Thinking outside the box with Special Education

Ms. April English, dressed in beekeeper
attire, visited Ashcroft Apiary along with
her virtual class on Sept. 16.

Photo Submitted

Ms. April English, dressed in beekeeper attire, visited Ashcroft Apiary along with her virtual class on Sept. 16.

Alexandra Mizzelle, Asst. Sports Editor

For those who do not know, a special education teacher is a person who instructs students with learning disabilities and gives them one on one learning attention needed in order for them to thrive. Freedom has 4 special education teachers, Ms. April English, Mrs. Jessika Fontaine, Ms. Heather Macon and Mrs. Christina Waters. Each teacher is responsible for supporting, helping as well as adding those  students who have special needs. In the times of COVID-19 and virtual learning, English has been teaching her class in a whole new, and out of this world way. Many people want to know how online schooling is for a special ed teacher, so English has insight that she plans to share. 

When asked this question, she had answered with, “Online schooling as a special ed teacher is challenging. I teach life skills, which includes teaching social skills. That is especially difficult virtually.” English said a  problem with the online schooling is the students mute themselves. 

She had sent off some materials home at the beginning of the school year to keep her students engaged in class.

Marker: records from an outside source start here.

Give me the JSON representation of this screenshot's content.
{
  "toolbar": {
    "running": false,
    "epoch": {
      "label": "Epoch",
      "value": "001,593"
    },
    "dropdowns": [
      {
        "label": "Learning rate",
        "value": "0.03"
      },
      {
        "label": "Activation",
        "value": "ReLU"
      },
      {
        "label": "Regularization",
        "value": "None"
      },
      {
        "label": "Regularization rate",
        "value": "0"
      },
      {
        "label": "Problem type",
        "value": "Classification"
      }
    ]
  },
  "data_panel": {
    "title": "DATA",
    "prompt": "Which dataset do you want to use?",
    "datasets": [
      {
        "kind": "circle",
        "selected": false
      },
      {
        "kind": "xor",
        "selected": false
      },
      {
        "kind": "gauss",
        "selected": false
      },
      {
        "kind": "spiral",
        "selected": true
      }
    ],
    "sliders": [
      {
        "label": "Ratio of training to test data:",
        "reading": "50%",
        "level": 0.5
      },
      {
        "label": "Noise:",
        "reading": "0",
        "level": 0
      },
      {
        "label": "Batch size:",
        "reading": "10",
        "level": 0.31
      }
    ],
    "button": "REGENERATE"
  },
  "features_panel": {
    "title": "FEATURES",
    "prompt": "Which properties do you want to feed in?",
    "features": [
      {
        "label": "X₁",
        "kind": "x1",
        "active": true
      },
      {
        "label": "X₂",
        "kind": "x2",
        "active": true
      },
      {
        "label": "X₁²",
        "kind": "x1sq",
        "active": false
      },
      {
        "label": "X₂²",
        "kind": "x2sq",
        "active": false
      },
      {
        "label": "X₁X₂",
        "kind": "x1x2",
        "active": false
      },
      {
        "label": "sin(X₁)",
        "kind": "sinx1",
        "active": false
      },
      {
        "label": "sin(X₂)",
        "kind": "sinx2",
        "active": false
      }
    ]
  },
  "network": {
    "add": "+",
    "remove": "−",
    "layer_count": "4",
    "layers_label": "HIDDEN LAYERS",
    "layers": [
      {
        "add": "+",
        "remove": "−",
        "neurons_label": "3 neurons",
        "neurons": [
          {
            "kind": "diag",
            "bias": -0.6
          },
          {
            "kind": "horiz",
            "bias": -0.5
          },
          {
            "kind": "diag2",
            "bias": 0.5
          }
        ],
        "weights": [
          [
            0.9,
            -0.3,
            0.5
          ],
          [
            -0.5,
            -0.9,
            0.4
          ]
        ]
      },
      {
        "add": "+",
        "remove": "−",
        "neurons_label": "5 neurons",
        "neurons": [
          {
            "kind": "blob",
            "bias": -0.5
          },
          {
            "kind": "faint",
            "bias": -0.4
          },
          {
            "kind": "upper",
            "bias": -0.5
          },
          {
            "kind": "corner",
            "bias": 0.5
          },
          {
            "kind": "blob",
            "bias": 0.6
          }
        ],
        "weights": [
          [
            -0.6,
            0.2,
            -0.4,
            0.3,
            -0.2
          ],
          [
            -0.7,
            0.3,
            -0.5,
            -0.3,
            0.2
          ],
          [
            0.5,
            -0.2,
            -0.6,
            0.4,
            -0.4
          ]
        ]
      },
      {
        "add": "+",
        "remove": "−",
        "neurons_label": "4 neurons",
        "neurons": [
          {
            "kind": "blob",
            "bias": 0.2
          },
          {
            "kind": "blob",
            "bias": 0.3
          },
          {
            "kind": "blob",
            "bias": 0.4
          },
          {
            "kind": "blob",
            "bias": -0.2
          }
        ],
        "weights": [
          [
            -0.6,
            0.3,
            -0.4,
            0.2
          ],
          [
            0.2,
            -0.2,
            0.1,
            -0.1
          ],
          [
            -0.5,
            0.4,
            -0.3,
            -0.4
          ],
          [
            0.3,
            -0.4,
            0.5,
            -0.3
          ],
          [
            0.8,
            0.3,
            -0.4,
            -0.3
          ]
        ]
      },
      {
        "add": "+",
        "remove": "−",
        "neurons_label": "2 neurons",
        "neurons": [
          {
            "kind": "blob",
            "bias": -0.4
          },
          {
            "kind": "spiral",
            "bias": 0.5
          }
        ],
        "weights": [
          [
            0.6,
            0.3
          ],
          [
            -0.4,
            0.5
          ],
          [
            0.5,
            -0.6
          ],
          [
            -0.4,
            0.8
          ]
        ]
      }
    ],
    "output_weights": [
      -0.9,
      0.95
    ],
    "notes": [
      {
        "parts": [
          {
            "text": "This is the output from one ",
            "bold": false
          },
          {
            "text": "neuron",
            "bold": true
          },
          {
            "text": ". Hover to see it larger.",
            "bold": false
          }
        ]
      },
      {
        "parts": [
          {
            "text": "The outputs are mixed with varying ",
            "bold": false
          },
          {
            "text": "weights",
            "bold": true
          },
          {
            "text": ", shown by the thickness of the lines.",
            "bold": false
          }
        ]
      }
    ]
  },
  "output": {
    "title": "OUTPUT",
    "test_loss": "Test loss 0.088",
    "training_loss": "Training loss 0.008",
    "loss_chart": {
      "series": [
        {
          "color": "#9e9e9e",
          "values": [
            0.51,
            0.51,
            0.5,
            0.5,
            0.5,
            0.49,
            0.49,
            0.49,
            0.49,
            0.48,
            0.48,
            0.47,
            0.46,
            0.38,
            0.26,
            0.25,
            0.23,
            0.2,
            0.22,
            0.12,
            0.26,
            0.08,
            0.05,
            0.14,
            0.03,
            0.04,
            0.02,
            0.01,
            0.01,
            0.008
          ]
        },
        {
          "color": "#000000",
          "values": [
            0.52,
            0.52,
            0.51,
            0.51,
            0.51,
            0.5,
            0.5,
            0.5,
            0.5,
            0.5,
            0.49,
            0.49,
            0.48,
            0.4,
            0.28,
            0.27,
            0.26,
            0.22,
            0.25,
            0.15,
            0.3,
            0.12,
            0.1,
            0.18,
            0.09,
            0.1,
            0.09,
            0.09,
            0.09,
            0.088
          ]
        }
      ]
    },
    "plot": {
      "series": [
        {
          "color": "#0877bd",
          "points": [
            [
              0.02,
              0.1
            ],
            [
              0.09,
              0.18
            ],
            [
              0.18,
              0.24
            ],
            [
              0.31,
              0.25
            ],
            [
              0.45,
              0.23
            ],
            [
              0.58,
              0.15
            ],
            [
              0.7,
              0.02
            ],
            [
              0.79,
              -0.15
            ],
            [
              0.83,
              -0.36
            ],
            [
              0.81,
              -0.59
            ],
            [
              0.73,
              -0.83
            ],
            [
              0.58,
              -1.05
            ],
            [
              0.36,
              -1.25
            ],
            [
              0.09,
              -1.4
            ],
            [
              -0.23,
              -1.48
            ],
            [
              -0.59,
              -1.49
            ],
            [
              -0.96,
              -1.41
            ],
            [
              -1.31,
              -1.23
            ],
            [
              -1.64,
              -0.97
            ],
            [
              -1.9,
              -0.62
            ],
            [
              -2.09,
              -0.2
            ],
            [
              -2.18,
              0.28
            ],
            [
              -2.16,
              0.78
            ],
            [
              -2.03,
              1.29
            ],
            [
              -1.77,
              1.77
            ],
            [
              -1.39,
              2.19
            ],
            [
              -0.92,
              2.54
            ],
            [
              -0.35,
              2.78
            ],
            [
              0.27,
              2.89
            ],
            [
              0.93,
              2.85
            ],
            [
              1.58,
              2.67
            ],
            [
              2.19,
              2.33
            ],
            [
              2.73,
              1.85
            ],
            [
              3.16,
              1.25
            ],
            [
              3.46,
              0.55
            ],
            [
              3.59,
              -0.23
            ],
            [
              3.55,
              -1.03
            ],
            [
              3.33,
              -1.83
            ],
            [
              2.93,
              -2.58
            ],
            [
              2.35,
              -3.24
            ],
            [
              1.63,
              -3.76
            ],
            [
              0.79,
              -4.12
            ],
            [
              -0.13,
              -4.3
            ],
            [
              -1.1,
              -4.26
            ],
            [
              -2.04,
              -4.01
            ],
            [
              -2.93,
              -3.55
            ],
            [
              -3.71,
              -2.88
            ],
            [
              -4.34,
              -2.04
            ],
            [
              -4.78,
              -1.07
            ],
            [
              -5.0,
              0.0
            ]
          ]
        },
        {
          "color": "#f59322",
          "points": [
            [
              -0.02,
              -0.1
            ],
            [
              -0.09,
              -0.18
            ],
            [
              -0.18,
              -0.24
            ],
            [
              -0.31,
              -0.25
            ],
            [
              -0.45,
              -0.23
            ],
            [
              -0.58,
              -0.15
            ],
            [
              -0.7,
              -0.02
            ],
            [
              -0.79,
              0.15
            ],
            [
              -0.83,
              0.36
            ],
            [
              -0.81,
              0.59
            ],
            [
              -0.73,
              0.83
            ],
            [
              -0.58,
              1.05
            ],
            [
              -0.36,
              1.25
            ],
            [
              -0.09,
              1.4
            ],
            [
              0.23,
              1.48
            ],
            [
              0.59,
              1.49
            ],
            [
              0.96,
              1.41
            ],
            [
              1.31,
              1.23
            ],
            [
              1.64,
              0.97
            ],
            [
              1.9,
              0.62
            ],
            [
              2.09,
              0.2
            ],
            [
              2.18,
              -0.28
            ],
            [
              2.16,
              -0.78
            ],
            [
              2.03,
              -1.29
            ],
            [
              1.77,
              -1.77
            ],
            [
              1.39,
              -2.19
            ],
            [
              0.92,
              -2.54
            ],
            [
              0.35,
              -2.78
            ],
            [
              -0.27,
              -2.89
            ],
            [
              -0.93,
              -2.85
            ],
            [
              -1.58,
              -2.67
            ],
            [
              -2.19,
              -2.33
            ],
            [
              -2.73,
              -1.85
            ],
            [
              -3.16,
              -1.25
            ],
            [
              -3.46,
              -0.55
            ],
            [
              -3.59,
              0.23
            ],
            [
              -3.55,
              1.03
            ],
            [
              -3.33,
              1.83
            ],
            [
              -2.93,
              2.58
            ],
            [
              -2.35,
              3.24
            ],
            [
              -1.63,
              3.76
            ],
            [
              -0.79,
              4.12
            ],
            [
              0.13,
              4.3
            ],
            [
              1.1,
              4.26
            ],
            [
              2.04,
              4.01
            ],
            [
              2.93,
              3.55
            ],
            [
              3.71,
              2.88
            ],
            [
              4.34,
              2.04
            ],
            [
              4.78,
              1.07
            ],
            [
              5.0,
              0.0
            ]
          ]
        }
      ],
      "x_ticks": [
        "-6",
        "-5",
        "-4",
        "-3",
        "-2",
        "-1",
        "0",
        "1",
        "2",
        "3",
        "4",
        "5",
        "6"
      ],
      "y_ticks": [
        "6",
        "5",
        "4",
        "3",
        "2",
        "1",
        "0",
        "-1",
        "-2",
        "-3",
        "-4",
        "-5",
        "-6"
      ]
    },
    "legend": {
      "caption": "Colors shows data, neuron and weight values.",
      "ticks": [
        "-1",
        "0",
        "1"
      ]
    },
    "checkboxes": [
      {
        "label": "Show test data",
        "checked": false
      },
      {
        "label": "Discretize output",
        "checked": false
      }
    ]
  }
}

She said, “We are able to still incorporate hands-on activities together. We break into groups and read. I continue with our community based instruction by going out into the community and the students join me through a Google Meet.”

Google Meet allows you to video call friends, teachers and family. You can mute and unmute. It also allows you to type in a message/chat area and can even have extensions added. Some teachers tend to tell you to get the extension Nod, which allows a student to give a thumbs up, send a party emoji, raise their hands, etc.

The hardest thing about teaching using Google Meets according to English is, “Seeing the students struggle and I am not able to physically be there to help.” When doing online schooling, the teachers can only watch because they are not able to be in the same room as students. With that being said, some students struggle with not being able to learn properly in classrooms. This can cause some problems for the students and teachers.

A positive aspect about online learning, according to English, is, “We are able to take virtual field trips to places that we may not have been able to visit as a class.” She had also said that her style of teaching has changed slightly. She said, “I sit down a lot more.” 

English had added, “We are making the best of our situation. I am very proud of my students for working hard to not let another obstacle come in their way!”